§ **WHAT THE TASK ASKS**: All of the data below should be repeated exactly. Pictures should not be included.

§ **SUPPLIED DATA**:
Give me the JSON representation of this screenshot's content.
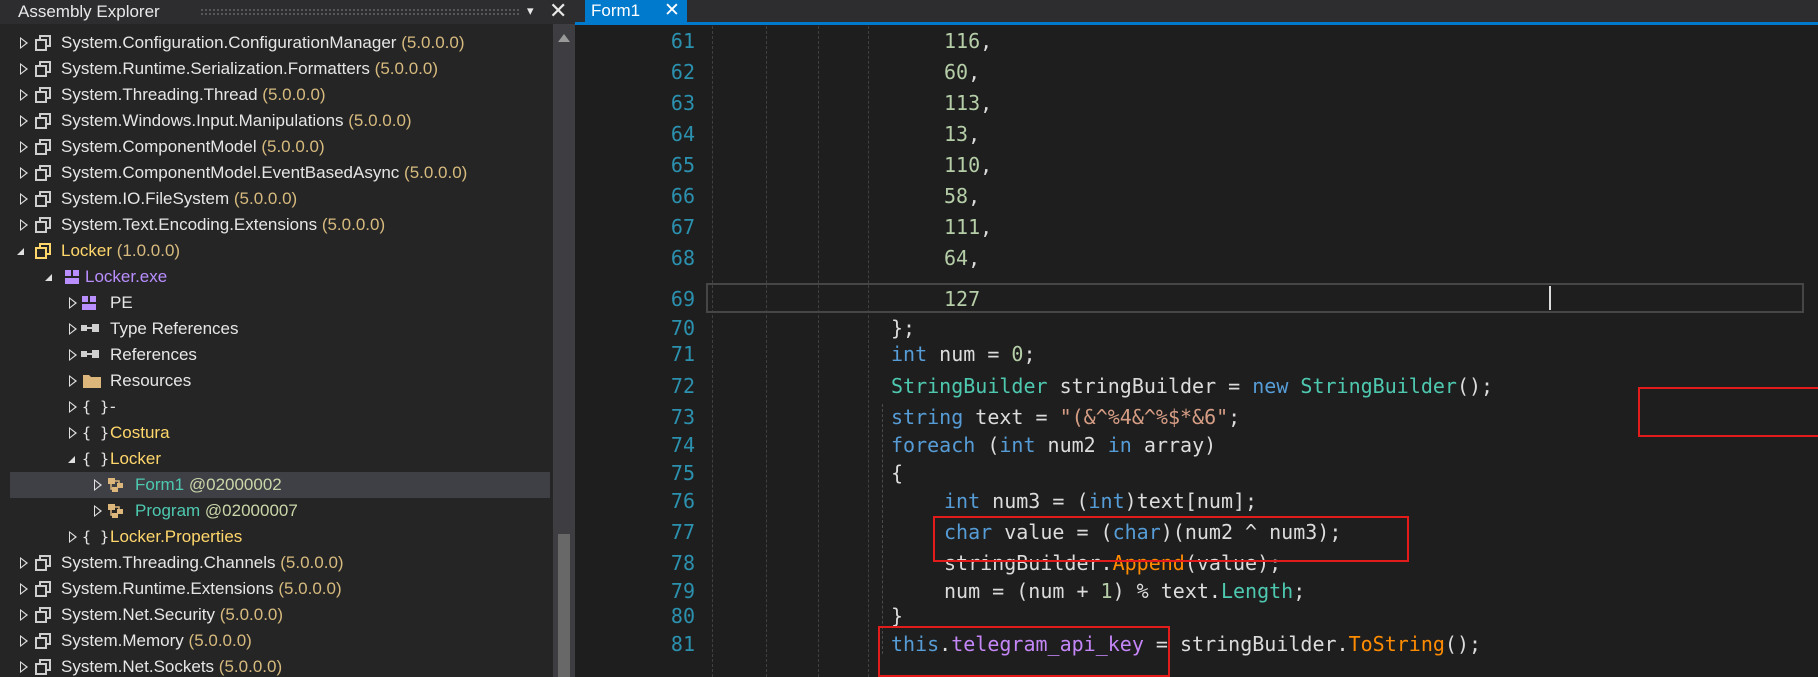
{
  "explorer": {
    "title": "Assembly Explorer",
    "menu_glyph": "▾",
    "close_glyph": "✕",
    "items": [
      {
        "label": "System.Configuration.ConfigurationManager",
        "version": "(5.0.0.0)",
        "icon": "assembly-icon"
      },
      {
        "label": "System.Runtime.Serialization.Formatters",
        "version": "(5.0.0.0)",
        "icon": "assembly-icon"
      },
      {
        "label": "System.Threading.Thread",
        "version": "(5.0.0.0)",
        "icon": "assembly-icon"
      },
      {
        "label": "System.Windows.Input.Manipulations",
        "version": "(5.0.0.0)",
        "icon": "assembly-icon"
      },
      {
        "label": "System.ComponentModel",
        "version": "(5.0.0.0)",
        "icon": "assembly-icon"
      },
      {
        "label": "System.ComponentModel.EventBasedAsync",
        "version": "(5.0.0.0)",
        "icon": "assembly-icon"
      },
      {
        "label": "System.IO.FileSystem",
        "version": "(5.0.0.0)",
        "icon": "assembly-icon"
      },
      {
        "label": "System.Text.Encoding.Extensions",
        "version": "(5.0.0.0)",
        "icon": "assembly-icon"
      },
      {
        "label": "Locker",
        "version": "(1.0.0.0)",
        "icon": "assembly-icon"
      },
      {
        "label": "Locker.exe",
        "icon": "module-icon"
      },
      {
        "label": "PE",
        "icon": "pe-icon"
      },
      {
        "label": "Type References",
        "icon": "type-references-icon"
      },
      {
        "label": "References",
        "icon": "references-icon"
      },
      {
        "label": "Resources",
        "icon": "folder-icon"
      },
      {
        "label": "-",
        "icon": "namespace-icon"
      },
      {
        "label": "Costura",
        "icon": "namespace-icon"
      },
      {
        "label": "Locker",
        "icon": "namespace-icon"
      },
      {
        "label": "Form1",
        "meta": "@02000002",
        "icon": "class-icon"
      },
      {
        "label": "Program",
        "meta": "@02000007",
        "icon": "class-icon"
      },
      {
        "label": "Locker.Properties",
        "icon": "namespace-icon"
      },
      {
        "label": "System.Threading.Channels",
        "version": "(5.0.0.0)",
        "icon": "assembly-icon"
      },
      {
        "label": "System.Runtime.Extensions",
        "version": "(5.0.0.0)",
        "icon": "assembly-icon"
      },
      {
        "label": "System.Net.Security",
        "version": "(5.0.0.0)",
        "icon": "assembly-icon"
      },
      {
        "label": "System.Memory",
        "version": "(5.0.0.0)",
        "icon": "assembly-icon"
      },
      {
        "label": "System.Net.Sockets",
        "version": "(5.0.0.0)",
        "icon": "assembly-icon"
      }
    ]
  },
  "editor": {
    "tab": {
      "label": "Form1",
      "close": "✕"
    },
    "lines": [
      {
        "n": "61",
        "v": "116",
        "p": ","
      },
      {
        "n": "62",
        "v": "60",
        "p": ","
      },
      {
        "n": "63",
        "v": "113",
        "p": ","
      },
      {
        "n": "64",
        "v": "13",
        "p": ","
      },
      {
        "n": "65",
        "v": "110",
        "p": ","
      },
      {
        "n": "66",
        "v": "58",
        "p": ","
      },
      {
        "n": "67",
        "v": "111",
        "p": ","
      },
      {
        "n": "68",
        "v": "64",
        "p": ","
      },
      {
        "n": "69",
        "v": "127",
        "p": ""
      },
      {
        "n": "70"
      },
      {
        "n": "71"
      },
      {
        "n": "72"
      },
      {
        "n": "73"
      },
      {
        "n": "74"
      },
      {
        "n": "75"
      },
      {
        "n": "76"
      },
      {
        "n": "77"
      },
      {
        "n": "78"
      },
      {
        "n": "79"
      },
      {
        "n": "80"
      },
      {
        "n": "81"
      }
    ],
    "tokens": {
      "close_array": "};",
      "int_kw": "int",
      "num_decl": " num = ",
      "zero": "0",
      "semicolon": ";",
      "sb_type": "StringBuilder",
      "sb_var": " stringBuilder = ",
      "new_kw": "new",
      "sb_ctor": "StringBuilder",
      "call_end": "();",
      "string_kw": "string",
      "text_decl": " text = ",
      "string_literal": "\"(&^%4&^%$*&6\"",
      "foreach_kw": "foreach",
      "paren_open": " (",
      "num2_part": " num2 ",
      "in_kw": "in",
      "array_part": " array)",
      "brace_open": "{",
      "num3_decl": " num3 = (",
      "cast_end": ")text[num];",
      "char_kw": "char",
      "value_decl": " value = (",
      "xor_expr": ")(num2 ^ num3);",
      "sb_append_obj": "stringBuilder.",
      "append_method": "Append",
      "append_args": "(value);",
      "num_update": "num = (num + ",
      "one": "1",
      "mod_part": ") % text.",
      "length_prop": "Length",
      "brace_close": "}",
      "this_kw": "this",
      "dot": ".",
      "api_key_field": "telegram_api_key",
      "assign_sb": " = stringBuilder.",
      "tostring_method": "ToString"
    }
  },
  "colors": {
    "accent": "#007acc",
    "highlight_box": "#e41b1b",
    "keyword": "#569cd6",
    "type": "#4ec9b0",
    "number": "#b5cea8",
    "string": "#d69d85",
    "method": "#ff8c00",
    "field": "#c586f8",
    "version": "#d7ba7d"
  }
}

§ **ANSWER TO THIS PROBLEM**:
Give me the JSON representation of this screenshot's content.
{
  "explorer": {
    "title": "Assembly Explorer",
    "menu_glyph": "▾",
    "close_glyph": "✕",
    "items": [
      {
        "label": "System.Configuration.ConfigurationManager",
        "version": "(5.0.0.0)",
        "icon": "assembly-icon"
      },
      {
        "label": "System.Runtime.Serialization.Formatters",
        "version": "(5.0.0.0)",
        "icon": "assembly-icon"
      },
      {
        "label": "System.Threading.Thread",
        "version": "(5.0.0.0)",
        "icon": "assembly-icon"
      },
      {
        "label": "System.Windows.Input.Manipulations",
        "version": "(5.0.0.0)",
        "icon": "assembly-icon"
      },
      {
        "label": "System.ComponentModel",
        "version": "(5.0.0.0)",
        "icon": "assembly-icon"
      },
      {
        "label": "System.ComponentModel.EventBasedAsync",
        "version": "(5.0.0.0)",
        "icon": "assembly-icon"
      },
      {
        "label": "System.IO.FileSystem",
        "version": "(5.0.0.0)",
        "icon": "assembly-icon"
      },
      {
        "label": "System.Text.Encoding.Extensions",
        "version": "(5.0.0.0)",
        "icon": "assembly-icon"
      },
      {
        "label": "Locker",
        "version": "(1.0.0.0)",
        "icon": "assembly-icon"
      },
      {
        "label": "Locker.exe",
        "icon": "module-icon"
      },
      {
        "label": "PE",
        "icon": "pe-icon"
      },
      {
        "label": "Type References",
        "icon": "type-references-icon"
      },
      {
        "label": "References",
        "icon": "references-icon"
      },
      {
        "label": "Resources",
        "icon": "folder-icon"
      },
      {
        "label": "-",
        "icon": "namespace-icon"
      },
      {
        "label": "Costura",
        "icon": "namespace-icon"
      },
      {
        "label": "Locker",
        "icon": "namespace-icon"
      },
      {
        "label": "Form1",
        "meta": "@02000002",
        "icon": "class-icon"
      },
      {
        "label": "Program",
        "meta": "@02000007",
        "icon": "class-icon"
      },
      {
        "label": "Locker.Properties",
        "icon": "namespace-icon"
      },
      {
        "label": "System.Threading.Channels",
        "version": "(5.0.0.0)",
        "icon": "assembly-icon"
      },
      {
        "label": "System.Runtime.Extensions",
        "version": "(5.0.0.0)",
        "icon": "assembly-icon"
      },
      {
        "label": "System.Net.Security",
        "version": "(5.0.0.0)",
        "icon": "assembly-icon"
      },
      {
        "label": "System.Memory",
        "version": "(5.0.0.0)",
        "icon": "assembly-icon"
      },
      {
        "label": "System.Net.Sockets",
        "version": "(5.0.0.0)",
        "icon": "assembly-icon"
      }
    ]
  },
  "editor": {
    "tab": {
      "label": "Form1",
      "close": "✕"
    },
    "lines": [
      {
        "n": "61",
        "v": "116",
        "p": ","
      },
      {
        "n": "62",
        "v": "60",
        "p": ","
      },
      {
        "n": "63",
        "v": "113",
        "p": ","
      },
      {
        "n": "64",
        "v": "13",
        "p": ","
      },
      {
        "n": "65",
        "v": "110",
        "p": ","
      },
      {
        "n": "66",
        "v": "58",
        "p": ","
      },
      {
        "n": "67",
        "v": "111",
        "p": ","
      },
      {
        "n": "68",
        "v": "64",
        "p": ","
      },
      {
        "n": "69",
        "v": "127",
        "p": ""
      },
      {
        "n": "70"
      },
      {
        "n": "71"
      },
      {
        "n": "72"
      },
      {
        "n": "73"
      },
      {
        "n": "74"
      },
      {
        "n": "75"
      },
      {
        "n": "76"
      },
      {
        "n": "77"
      },
      {
        "n": "78"
      },
      {
        "n": "79"
      },
      {
        "n": "80"
      },
      {
        "n": "81"
      }
    ],
    "tokens": {
      "close_array": "};",
      "int_kw": "int",
      "num_decl": " num = ",
      "zero": "0",
      "semicolon": ";",
      "sb_type": "StringBuilder",
      "sb_var": " stringBuilder = ",
      "new_kw": "new",
      "sb_ctor": "StringBuilder",
      "call_end": "();",
      "string_kw": "string",
      "text_decl": " text = ",
      "string_literal": "\"(&^%4&^%$*&6\"",
      "foreach_kw": "foreach",
      "paren_open": " (",
      "num2_part": " num2 ",
      "in_kw": "in",
      "array_part": " array)",
      "brace_open": "{",
      "num3_decl": " num3 = (",
      "cast_end": ")text[num];",
      "char_kw": "char",
      "value_decl": " value = (",
      "xor_expr": ")(num2 ^ num3);",
      "sb_append_obj": "stringBuilder.",
      "append_method": "Append",
      "append_args": "(value);",
      "num_update": "num = (num + ",
      "one": "1",
      "mod_part": ") % text.",
      "length_prop": "Length",
      "brace_close": "}",
      "this_kw": "this",
      "dot": ".",
      "api_key_field": "telegram_api_key",
      "assign_sb": " = stringBuilder.",
      "tostring_method": "ToString"
    }
  },
  "colors": {
    "accent": "#007acc",
    "highlight_box": "#e41b1b",
    "keyword": "#569cd6",
    "type": "#4ec9b0",
    "number": "#b5cea8",
    "string": "#d69d85",
    "method": "#ff8c00",
    "field": "#c586f8",
    "version": "#d7ba7d"
  }
}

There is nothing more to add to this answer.